Enacted after the Sept. 11, 2001, terrorist attacks, the law makes it easier for federal authorities to conduct surveillance on terrorism suspects. Civil libertarians have long fought the measure, often drawing support from Democratic allies in Congress.
But as the Republican-led House prepares to vote Tuesday for a short-term extension of provisions expiring at the end of this month, some rank-and-file Republicans are signaling they will resist efforts later this year to make the law permanent.
"There need to be sunsets on the bill after that in order to have adequate accountability and oversight," said Rep. Louie Gohmert (R-Texas). "Until sunsets come up, it is often difficult to get the answers we need to do necessary oversight to avoid abuses."
Rep. Jason Chaffetz, a Republican in tea party-strong Utah, has not decided how he will vote Tuesday.
Tea party adherents prefer a smaller federal government, creating common cause on this issue with civil libertarians who object to expanded surveillance powers for federal authorities.
The three most contested provisions of the Patriot Act expire on Feb. 28, and the White House has worked with congressional leaders to secure an extension through December 2013. The Democratic-led Senate is considering legislation to do so.
The House GOP, though, is seeking to pass a shorter extension, to Dec. 8, 2011.
Rep. F. James Sensenbrenner Jr. (R-Wis.), author of the original bill, is seeking a permanent extension, and GOP leaders in the Senate unveiled similar legislation last week.
"These three provisions have helped thwart countless potential attacks since the bill was signed into law and are critical to helping ensure law officials can keep our nation safe from attack," Sensenbrenner said.
The three provisions up for renewal have long raised objections from civil libertarians, including the so-called library provision, which allows federal investigators, with a judge's approval, to access a wide cache of a suspect's personal information, including library records.

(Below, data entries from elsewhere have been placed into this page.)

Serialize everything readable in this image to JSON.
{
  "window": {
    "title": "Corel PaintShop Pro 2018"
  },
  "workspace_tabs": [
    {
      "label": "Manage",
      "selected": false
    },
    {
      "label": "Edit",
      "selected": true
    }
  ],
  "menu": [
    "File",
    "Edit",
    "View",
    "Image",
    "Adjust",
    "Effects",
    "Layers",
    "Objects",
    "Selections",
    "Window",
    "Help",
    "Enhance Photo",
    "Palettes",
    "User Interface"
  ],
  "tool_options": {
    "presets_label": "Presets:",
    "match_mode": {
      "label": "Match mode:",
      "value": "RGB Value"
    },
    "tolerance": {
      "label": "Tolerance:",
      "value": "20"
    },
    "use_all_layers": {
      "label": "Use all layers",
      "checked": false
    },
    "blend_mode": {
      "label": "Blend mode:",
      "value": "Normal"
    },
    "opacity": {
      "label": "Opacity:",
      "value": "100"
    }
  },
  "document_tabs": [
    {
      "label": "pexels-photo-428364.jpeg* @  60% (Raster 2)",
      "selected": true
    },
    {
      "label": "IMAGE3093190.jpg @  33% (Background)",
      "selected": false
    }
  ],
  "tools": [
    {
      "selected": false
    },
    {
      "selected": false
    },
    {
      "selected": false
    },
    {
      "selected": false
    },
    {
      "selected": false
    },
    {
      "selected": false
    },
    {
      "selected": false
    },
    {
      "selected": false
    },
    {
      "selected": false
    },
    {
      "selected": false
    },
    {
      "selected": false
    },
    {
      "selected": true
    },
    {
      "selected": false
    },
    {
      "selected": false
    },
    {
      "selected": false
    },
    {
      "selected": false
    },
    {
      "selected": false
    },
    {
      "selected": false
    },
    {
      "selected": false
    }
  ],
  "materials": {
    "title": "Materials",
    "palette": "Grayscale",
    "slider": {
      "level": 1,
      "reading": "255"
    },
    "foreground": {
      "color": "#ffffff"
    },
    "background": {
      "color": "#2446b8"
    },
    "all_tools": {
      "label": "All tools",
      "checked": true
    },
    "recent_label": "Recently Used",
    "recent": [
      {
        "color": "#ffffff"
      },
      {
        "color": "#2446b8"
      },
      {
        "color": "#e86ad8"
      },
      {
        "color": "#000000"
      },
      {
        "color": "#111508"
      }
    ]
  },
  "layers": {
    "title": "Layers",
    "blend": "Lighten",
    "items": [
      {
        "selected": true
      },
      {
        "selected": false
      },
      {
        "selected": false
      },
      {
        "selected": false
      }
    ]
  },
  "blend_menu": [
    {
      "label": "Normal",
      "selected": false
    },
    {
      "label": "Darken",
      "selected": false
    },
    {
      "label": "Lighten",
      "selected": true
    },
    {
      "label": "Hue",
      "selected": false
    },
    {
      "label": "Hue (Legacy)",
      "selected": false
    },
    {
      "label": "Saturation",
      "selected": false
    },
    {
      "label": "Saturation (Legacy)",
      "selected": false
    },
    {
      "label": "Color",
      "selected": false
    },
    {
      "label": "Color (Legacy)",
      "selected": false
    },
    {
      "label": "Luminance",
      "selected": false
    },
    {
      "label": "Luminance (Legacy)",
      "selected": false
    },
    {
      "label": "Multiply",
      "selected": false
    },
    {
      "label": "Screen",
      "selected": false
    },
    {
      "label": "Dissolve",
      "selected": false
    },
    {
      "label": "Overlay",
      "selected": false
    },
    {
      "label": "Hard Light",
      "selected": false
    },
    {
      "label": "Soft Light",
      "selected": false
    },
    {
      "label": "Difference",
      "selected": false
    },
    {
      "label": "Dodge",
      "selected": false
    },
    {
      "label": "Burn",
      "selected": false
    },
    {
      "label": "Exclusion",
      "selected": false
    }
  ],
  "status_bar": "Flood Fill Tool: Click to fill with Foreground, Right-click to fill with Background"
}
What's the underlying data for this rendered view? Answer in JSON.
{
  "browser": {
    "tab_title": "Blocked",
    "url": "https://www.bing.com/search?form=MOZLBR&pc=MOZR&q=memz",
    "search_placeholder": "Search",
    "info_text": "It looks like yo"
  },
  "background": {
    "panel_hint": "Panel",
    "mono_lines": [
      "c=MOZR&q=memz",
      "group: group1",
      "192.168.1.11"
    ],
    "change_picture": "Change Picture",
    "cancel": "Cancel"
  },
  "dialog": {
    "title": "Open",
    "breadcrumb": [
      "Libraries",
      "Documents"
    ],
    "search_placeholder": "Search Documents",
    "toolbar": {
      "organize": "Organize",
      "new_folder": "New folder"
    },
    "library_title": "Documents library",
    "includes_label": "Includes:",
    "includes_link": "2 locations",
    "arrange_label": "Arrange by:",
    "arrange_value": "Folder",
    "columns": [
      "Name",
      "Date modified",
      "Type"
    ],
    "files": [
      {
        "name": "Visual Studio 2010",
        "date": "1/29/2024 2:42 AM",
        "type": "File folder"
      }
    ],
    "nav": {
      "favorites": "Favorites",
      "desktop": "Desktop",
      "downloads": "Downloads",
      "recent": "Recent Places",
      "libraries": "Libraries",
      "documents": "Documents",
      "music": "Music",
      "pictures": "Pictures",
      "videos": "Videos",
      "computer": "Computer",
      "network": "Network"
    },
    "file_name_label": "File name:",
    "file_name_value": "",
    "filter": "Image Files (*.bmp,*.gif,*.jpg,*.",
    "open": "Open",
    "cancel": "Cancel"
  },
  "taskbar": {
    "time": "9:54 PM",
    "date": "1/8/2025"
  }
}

Another expiring provision allows the government to conduct court-approved roving wiretaps of terrorism suspects as they change phones or locations. A third is the "lone wolf" provision that enables authorities to conduct surveillance on foreign terrorism suspects who do not appear to be affiliated with known groups.